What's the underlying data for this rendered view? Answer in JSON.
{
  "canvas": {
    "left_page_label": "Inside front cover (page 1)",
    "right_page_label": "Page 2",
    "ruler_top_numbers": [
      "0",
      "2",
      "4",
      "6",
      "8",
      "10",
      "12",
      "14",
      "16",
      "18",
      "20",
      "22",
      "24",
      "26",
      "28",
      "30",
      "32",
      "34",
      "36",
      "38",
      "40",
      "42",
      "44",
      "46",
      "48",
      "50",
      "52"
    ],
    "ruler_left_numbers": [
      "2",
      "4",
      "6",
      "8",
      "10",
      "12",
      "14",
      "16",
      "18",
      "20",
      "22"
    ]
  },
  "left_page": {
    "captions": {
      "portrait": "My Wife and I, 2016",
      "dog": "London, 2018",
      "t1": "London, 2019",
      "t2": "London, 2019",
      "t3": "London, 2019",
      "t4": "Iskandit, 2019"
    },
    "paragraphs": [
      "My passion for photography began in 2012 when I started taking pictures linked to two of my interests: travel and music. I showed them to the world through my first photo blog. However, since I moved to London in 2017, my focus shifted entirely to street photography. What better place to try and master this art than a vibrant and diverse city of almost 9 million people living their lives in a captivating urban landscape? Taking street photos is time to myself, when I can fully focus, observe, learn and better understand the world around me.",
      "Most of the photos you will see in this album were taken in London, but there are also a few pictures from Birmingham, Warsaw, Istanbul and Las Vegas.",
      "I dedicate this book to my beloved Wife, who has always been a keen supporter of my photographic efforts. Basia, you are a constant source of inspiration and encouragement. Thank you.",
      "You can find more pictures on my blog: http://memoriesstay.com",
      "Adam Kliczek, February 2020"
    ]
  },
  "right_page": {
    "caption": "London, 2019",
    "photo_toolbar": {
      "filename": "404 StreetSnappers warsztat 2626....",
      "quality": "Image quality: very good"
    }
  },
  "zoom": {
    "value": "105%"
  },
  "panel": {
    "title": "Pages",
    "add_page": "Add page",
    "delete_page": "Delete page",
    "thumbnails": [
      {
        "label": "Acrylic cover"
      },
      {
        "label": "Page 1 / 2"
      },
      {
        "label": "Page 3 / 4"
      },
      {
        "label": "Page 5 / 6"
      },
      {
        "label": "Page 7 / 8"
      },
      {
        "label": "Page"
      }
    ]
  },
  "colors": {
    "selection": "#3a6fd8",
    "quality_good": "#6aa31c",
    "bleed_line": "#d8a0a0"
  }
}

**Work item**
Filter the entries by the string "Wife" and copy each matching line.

**Task answer**
      "portrait": "My Wife and I, 2016",
      "I dedicate this book to my beloved Wife, who has always been a keen supporter of my photographic efforts. Basia, you are a constant source of inspiration and encouragement. Thank you.",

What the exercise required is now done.